Kelly Gallagher’s book, Readicide (2009), presents the idea that schools/English teachers are committing readicide: “systematically killing the love of reading, often exacerbated by the inane, mind-numbing practices found in schools” (2).

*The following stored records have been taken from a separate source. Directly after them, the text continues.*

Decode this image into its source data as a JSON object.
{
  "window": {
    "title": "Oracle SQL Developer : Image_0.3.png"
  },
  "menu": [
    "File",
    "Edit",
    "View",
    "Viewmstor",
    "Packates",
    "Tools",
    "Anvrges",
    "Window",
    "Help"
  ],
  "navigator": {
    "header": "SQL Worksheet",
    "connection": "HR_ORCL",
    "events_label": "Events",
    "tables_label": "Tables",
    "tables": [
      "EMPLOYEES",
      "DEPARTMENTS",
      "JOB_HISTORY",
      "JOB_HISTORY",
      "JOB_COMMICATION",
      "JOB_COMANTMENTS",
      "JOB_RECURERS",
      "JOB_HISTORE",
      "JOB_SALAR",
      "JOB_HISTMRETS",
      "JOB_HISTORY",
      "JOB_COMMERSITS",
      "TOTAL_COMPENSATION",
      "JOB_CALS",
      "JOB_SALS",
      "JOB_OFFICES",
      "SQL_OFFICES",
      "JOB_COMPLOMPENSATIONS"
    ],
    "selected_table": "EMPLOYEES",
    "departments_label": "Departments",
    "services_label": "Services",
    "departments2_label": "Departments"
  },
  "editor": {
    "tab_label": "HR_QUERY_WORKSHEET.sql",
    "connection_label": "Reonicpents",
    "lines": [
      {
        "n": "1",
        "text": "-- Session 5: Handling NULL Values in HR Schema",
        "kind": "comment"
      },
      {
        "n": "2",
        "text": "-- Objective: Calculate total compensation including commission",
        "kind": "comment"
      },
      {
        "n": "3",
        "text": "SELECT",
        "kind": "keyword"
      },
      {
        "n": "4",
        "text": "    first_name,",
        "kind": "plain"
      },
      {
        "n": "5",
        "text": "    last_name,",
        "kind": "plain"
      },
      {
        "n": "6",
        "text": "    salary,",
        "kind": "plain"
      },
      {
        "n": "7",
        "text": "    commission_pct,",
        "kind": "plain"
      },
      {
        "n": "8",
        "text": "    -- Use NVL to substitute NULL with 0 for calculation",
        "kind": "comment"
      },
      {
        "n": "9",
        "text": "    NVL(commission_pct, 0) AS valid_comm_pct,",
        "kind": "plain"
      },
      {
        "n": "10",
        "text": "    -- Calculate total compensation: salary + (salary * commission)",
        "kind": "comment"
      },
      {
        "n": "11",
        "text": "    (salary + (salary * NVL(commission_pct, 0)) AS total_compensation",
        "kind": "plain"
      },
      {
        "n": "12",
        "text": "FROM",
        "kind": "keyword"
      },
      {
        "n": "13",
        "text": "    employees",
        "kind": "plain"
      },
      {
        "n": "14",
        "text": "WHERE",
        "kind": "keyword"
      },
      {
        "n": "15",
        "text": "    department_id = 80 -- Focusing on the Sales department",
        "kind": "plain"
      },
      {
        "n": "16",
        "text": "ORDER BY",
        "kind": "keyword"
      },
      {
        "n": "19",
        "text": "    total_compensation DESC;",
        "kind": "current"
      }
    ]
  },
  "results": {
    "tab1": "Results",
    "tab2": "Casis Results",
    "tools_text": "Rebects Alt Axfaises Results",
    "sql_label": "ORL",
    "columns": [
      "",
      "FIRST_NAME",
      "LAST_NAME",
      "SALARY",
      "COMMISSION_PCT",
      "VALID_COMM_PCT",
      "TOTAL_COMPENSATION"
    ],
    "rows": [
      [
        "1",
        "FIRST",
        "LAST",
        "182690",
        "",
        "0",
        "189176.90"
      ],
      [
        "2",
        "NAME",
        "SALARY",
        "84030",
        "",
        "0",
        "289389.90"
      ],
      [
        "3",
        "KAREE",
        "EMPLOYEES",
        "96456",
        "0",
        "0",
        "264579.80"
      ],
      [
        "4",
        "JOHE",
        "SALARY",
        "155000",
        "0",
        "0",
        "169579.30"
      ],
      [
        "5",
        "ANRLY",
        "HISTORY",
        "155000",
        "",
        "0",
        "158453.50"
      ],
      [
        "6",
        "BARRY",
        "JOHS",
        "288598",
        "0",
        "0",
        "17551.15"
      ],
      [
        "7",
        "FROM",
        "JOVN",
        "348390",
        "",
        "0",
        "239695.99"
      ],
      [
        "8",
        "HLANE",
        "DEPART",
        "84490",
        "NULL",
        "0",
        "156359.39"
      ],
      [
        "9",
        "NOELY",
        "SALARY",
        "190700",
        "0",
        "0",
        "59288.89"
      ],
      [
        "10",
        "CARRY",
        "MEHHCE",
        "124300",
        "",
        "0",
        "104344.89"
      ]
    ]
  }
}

- Schools/English teachers are committing readicide, blindly, mercilessly, and, I choose to believe, unknowingly. I myself am guilty of having taught units, quizzing for comprehension, and pounding in not just large amounts of required reading but also beating a dead horse with theories, symbols, and whatever else that can be interpreted as a literary device. Then, when that failed, I went the opposite way and under taught books. With my under-teaching, I didn’t quiz, I tried to have weekly discussions but they didn’t always pan out; I became quite lax with my teaching. As Kelly Gallagher points out, I really think that I, a person who cherishes the written word and adores stories and thinks imagination and creativity are the most important skills a person can hone, killed some students’ love of reading. Overall, unsurprisingly, my students struggled, I struggled; we all experienced disappointment; we all were ready to mutiny; it was hell (Gaylor).